=== Begin Enclosure ===

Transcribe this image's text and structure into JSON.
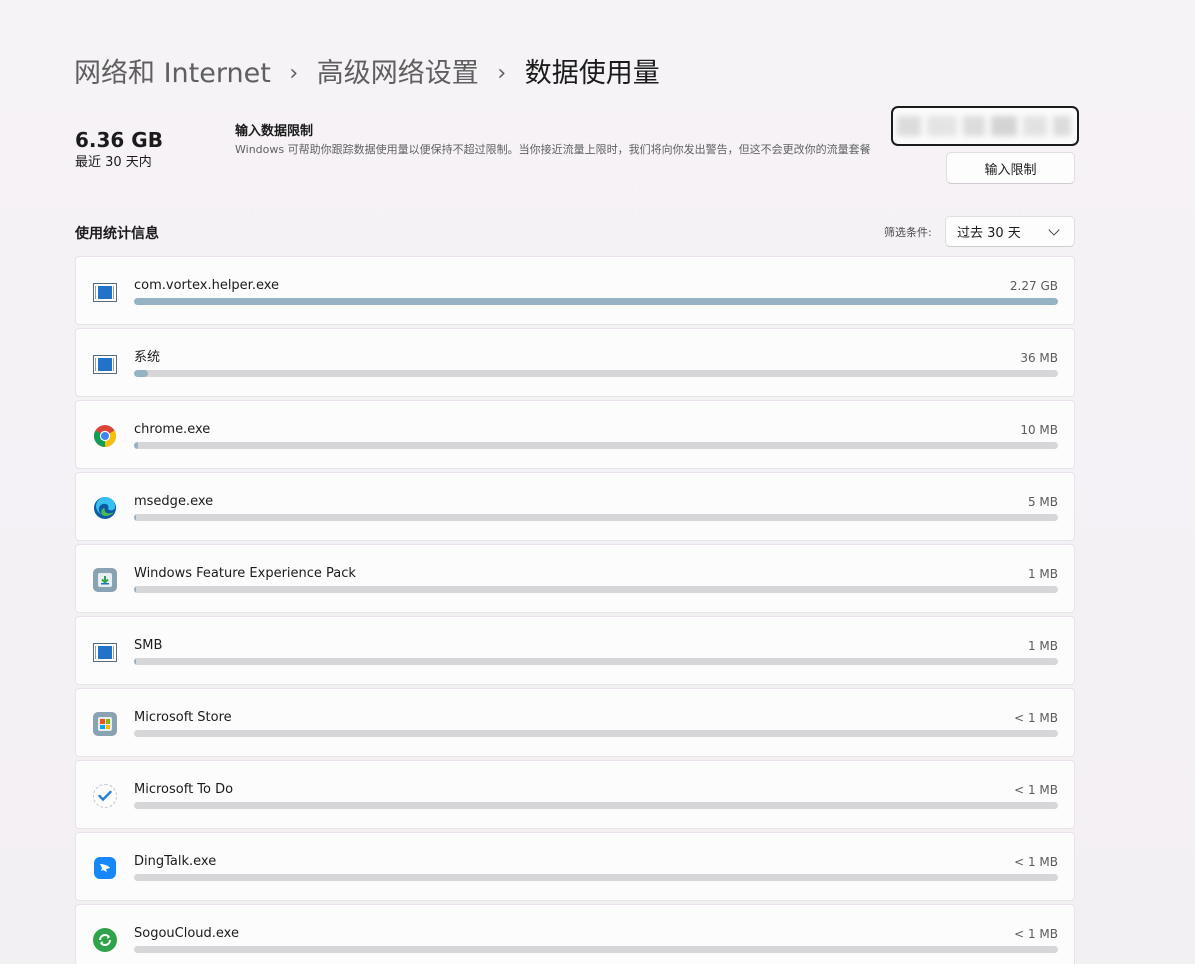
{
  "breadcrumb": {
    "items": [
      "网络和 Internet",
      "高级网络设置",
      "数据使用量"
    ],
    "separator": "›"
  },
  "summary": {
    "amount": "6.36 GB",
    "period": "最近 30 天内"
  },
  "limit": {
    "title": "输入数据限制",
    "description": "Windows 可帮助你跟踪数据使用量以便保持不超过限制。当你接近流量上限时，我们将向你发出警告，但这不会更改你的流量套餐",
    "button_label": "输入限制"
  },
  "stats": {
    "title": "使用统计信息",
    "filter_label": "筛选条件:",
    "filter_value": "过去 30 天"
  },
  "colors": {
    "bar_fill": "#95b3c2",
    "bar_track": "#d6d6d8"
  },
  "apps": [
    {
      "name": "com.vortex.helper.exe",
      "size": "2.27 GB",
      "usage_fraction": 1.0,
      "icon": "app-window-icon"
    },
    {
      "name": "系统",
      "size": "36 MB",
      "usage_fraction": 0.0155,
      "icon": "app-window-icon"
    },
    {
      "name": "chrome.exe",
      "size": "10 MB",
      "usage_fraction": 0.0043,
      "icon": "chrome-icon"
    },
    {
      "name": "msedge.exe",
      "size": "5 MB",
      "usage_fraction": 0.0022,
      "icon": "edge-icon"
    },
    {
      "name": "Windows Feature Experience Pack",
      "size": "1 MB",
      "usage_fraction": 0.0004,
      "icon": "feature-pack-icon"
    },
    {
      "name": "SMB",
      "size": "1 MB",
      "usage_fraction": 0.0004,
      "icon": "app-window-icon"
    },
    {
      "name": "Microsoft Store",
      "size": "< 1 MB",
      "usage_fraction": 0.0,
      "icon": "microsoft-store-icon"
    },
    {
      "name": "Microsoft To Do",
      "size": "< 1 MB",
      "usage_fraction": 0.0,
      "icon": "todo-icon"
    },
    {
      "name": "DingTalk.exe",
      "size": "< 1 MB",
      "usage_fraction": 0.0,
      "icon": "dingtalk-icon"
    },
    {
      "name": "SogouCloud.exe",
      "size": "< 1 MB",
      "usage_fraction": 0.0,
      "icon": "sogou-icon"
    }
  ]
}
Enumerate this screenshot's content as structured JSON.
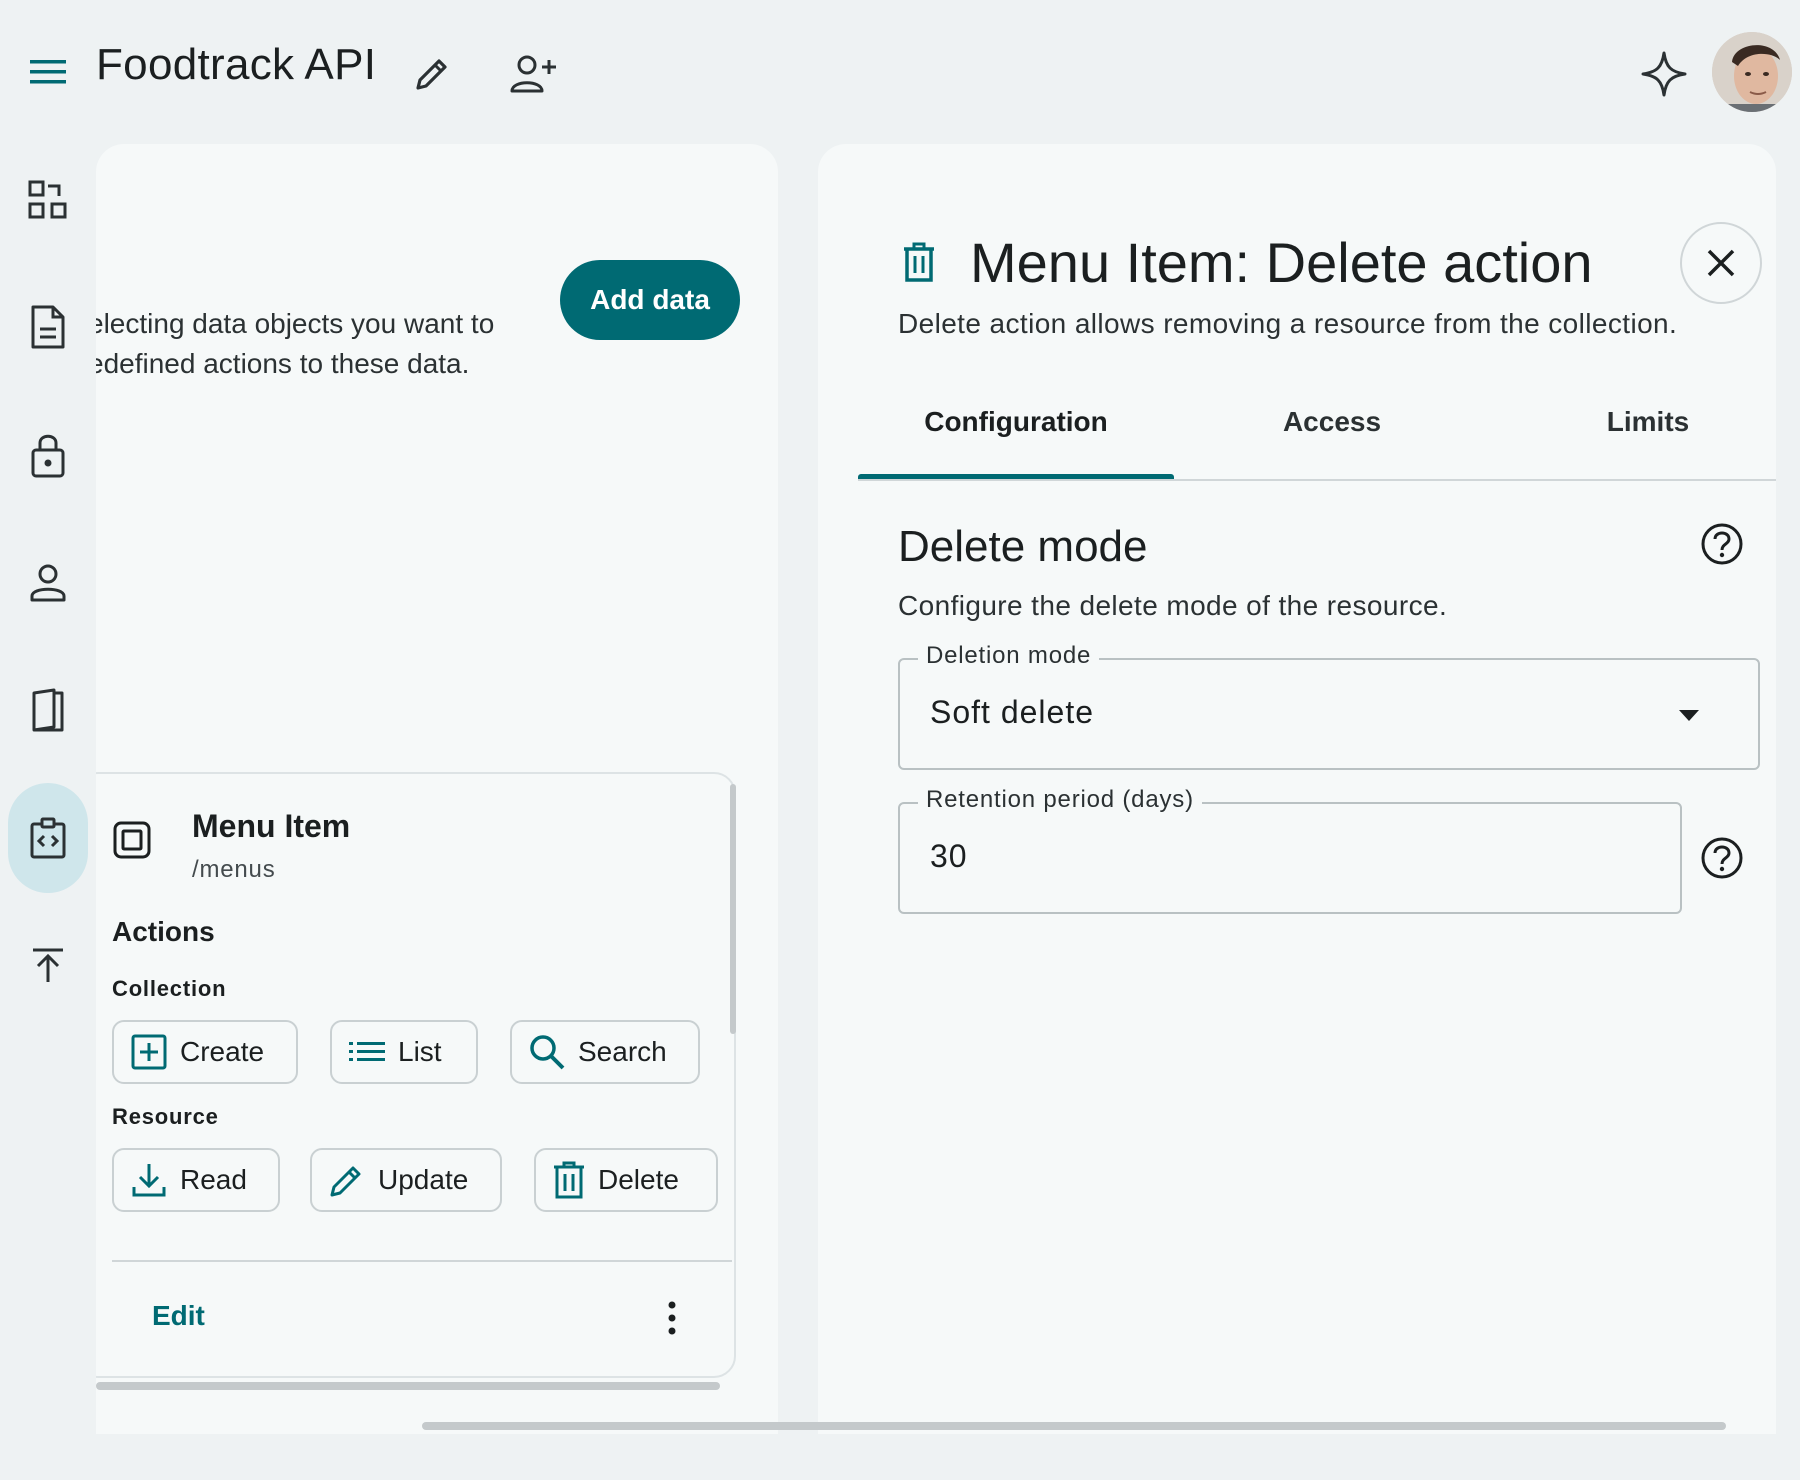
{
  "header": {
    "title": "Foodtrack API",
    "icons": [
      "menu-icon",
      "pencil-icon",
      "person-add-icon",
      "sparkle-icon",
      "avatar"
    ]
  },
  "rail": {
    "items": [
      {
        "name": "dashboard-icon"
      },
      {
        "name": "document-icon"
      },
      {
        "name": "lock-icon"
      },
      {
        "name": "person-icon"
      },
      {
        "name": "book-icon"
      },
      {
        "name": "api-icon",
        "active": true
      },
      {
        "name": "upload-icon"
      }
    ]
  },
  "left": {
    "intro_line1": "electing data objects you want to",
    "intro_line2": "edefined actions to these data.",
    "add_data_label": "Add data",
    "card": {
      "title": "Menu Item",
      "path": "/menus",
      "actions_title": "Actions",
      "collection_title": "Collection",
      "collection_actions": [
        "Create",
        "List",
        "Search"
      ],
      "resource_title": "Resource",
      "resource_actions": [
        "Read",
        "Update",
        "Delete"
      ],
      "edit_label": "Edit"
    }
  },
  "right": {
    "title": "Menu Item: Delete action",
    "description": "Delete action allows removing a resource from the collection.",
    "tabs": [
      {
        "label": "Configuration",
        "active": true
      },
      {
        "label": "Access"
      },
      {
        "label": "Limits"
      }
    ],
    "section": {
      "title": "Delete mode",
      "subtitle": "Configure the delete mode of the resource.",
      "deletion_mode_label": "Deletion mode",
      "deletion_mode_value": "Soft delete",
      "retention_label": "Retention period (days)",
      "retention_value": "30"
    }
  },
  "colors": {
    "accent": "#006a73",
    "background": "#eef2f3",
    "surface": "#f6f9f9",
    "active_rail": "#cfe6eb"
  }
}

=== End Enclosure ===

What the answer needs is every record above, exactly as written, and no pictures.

Transcribe this image's text and structure into JSON.
{
  "breadcrumb": {
    "items": [
      "网络和 Internet",
      "高级网络设置",
      "数据使用量"
    ],
    "separator": "›"
  },
  "summary": {
    "amount": "6.36 GB",
    "period": "最近 30 天内"
  },
  "limit": {
    "title": "输入数据限制",
    "description": "Windows 可帮助你跟踪数据使用量以便保持不超过限制。当你接近流量上限时，我们将向你发出警告，但这不会更改你的流量套餐",
    "button_label": "输入限制"
  },
  "stats": {
    "title": "使用统计信息",
    "filter_label": "筛选条件:",
    "filter_value": "过去 30 天"
  },
  "colors": {
    "bar_fill": "#95b3c2",
    "bar_track": "#d6d6d8"
  },
  "apps": [
    {
      "name": "com.vortex.helper.exe",
      "size": "2.27 GB",
      "usage_fraction": 1.0,
      "icon": "app-window-icon"
    },
    {
      "name": "系统",
      "size": "36 MB",
      "usage_fraction": 0.0155,
      "icon": "app-window-icon"
    },
    {
      "name": "chrome.exe",
      "size": "10 MB",
      "usage_fraction": 0.0043,
      "icon": "chrome-icon"
    },
    {
      "name": "msedge.exe",
      "size": "5 MB",
      "usage_fraction": 0.0022,
      "icon": "edge-icon"
    },
    {
      "name": "Windows Feature Experience Pack",
      "size": "1 MB",
      "usage_fraction": 0.0004,
      "icon": "feature-pack-icon"
    },
    {
      "name": "SMB",
      "size": "1 MB",
      "usage_fraction": 0.0004,
      "icon": "app-window-icon"
    },
    {
      "name": "Microsoft Store",
      "size": "< 1 MB",
      "usage_fraction": 0.0,
      "icon": "microsoft-store-icon"
    },
    {
      "name": "Microsoft To Do",
      "size": "< 1 MB",
      "usage_fraction": 0.0,
      "icon": "todo-icon"
    },
    {
      "name": "DingTalk.exe",
      "size": "< 1 MB",
      "usage_fraction": 0.0,
      "icon": "dingtalk-icon"
    },
    {
      "name": "SogouCloud.exe",
      "size": "< 1 MB",
      "usage_fraction": 0.0,
      "icon": "sogou-icon"
    }
  ]
}
Enumerate this screenshot's content as structured JSON.
{
  "header": {
    "title": "Foodtrack API",
    "icons": [
      "menu-icon",
      "pencil-icon",
      "person-add-icon",
      "sparkle-icon",
      "avatar"
    ]
  },
  "rail": {
    "items": [
      {
        "name": "dashboard-icon"
      },
      {
        "name": "document-icon"
      },
      {
        "name": "lock-icon"
      },
      {
        "name": "person-icon"
      },
      {
        "name": "book-icon"
      },
      {
        "name": "api-icon",
        "active": true
      },
      {
        "name": "upload-icon"
      }
    ]
  },
  "left": {
    "intro_line1": "electing data objects you want to",
    "intro_line2": "edefined actions to these data.",
    "add_data_label": "Add data",
    "card": {
      "title": "Menu Item",
      "path": "/menus",
      "actions_title": "Actions",
      "collection_title": "Collection",
      "collection_actions": [
        "Create",
        "List",
        "Search"
      ],
      "resource_title": "Resource",
      "resource_actions": [
        "Read",
        "Update",
        "Delete"
      ],
      "edit_label": "Edit"
    }
  },
  "right": {
    "title": "Menu Item: Delete action",
    "description": "Delete action allows removing a resource from the collection.",
    "tabs": [
      {
        "label": "Configuration",
        "active": true
      },
      {
        "label": "Access"
      },
      {
        "label": "Limits"
      }
    ],
    "section": {
      "title": "Delete mode",
      "subtitle": "Configure the delete mode of the resource.",
      "deletion_mode_label": "Deletion mode",
      "deletion_mode_value": "Soft delete",
      "retention_label": "Retention period (days)",
      "retention_value": "30"
    }
  },
  "colors": {
    "accent": "#006a73",
    "background": "#eef2f3",
    "surface": "#f6f9f9",
    "active_rail": "#cfe6eb"
  }
}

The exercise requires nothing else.